## Problem requirements
How many lines in the listing below include the word "from"? Answer with the number and nothing else.

## Data
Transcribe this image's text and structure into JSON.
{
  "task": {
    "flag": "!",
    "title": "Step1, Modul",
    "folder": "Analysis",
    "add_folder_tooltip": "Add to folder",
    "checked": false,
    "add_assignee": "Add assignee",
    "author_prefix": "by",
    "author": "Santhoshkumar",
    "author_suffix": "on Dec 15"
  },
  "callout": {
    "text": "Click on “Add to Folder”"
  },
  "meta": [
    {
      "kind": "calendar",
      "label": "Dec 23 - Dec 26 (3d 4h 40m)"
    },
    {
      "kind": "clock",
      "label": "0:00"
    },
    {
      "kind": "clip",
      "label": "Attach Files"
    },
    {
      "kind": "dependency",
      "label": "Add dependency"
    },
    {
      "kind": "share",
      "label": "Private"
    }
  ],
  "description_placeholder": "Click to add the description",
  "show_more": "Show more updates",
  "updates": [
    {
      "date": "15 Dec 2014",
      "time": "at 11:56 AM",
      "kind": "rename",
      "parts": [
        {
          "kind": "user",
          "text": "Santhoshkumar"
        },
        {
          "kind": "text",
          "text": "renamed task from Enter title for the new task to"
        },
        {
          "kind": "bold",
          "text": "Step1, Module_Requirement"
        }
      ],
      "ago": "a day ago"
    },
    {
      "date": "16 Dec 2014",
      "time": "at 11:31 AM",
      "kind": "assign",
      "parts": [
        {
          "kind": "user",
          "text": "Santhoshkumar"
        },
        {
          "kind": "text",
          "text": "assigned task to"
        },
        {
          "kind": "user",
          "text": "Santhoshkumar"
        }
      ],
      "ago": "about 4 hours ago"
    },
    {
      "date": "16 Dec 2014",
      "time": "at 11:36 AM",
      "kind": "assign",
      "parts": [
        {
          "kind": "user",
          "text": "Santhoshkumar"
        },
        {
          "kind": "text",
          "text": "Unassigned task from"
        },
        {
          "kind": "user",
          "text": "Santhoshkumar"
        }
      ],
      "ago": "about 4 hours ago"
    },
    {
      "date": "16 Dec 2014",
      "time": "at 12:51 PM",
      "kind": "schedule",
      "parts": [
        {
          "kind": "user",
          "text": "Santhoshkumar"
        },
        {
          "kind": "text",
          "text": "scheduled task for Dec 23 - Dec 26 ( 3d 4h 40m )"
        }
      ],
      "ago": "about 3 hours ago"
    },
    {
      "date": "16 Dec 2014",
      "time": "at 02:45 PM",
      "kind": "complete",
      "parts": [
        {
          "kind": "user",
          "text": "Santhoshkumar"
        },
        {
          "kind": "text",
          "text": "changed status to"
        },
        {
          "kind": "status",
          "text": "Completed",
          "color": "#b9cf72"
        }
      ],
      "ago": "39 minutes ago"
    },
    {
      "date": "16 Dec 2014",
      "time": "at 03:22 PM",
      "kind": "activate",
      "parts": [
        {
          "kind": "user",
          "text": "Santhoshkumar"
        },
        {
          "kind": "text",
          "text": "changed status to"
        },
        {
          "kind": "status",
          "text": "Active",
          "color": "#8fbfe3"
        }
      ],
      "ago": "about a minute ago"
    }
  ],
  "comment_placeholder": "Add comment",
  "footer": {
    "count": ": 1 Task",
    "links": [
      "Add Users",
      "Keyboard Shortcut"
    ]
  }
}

## Solved problem
2